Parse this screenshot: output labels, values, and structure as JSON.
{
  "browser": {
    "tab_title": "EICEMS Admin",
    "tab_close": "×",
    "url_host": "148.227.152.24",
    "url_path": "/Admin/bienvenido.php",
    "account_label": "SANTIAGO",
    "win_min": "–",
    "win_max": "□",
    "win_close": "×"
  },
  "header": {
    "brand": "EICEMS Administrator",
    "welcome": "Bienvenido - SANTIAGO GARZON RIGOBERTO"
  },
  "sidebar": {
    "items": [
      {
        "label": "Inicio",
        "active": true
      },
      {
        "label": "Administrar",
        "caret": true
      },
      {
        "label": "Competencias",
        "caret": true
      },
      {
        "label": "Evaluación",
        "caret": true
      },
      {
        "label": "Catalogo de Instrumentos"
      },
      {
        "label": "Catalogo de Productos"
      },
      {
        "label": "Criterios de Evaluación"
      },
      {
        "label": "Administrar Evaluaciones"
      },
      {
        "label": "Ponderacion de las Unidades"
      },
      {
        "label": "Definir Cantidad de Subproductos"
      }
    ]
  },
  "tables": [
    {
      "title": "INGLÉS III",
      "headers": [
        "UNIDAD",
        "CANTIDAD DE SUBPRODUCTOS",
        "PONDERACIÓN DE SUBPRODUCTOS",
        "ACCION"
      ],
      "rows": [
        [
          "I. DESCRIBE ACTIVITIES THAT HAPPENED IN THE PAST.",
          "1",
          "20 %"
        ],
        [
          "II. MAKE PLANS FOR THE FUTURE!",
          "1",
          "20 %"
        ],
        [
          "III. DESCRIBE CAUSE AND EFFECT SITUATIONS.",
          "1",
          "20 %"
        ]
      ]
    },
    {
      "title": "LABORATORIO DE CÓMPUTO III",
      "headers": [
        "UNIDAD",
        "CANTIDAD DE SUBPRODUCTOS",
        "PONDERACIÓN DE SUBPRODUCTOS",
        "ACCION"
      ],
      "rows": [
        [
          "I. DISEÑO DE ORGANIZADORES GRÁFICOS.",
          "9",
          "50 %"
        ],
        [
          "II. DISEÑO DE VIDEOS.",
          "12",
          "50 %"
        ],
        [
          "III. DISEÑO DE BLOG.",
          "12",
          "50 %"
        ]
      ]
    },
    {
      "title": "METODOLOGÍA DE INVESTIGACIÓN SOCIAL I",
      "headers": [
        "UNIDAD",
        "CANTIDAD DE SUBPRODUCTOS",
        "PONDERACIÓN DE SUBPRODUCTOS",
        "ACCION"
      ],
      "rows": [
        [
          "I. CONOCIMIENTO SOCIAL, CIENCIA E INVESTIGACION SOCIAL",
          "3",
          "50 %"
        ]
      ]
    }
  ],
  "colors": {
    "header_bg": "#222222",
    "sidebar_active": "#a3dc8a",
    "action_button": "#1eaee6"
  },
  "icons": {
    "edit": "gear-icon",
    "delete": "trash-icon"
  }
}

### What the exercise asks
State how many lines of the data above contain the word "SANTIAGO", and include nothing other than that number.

### Exercise result
2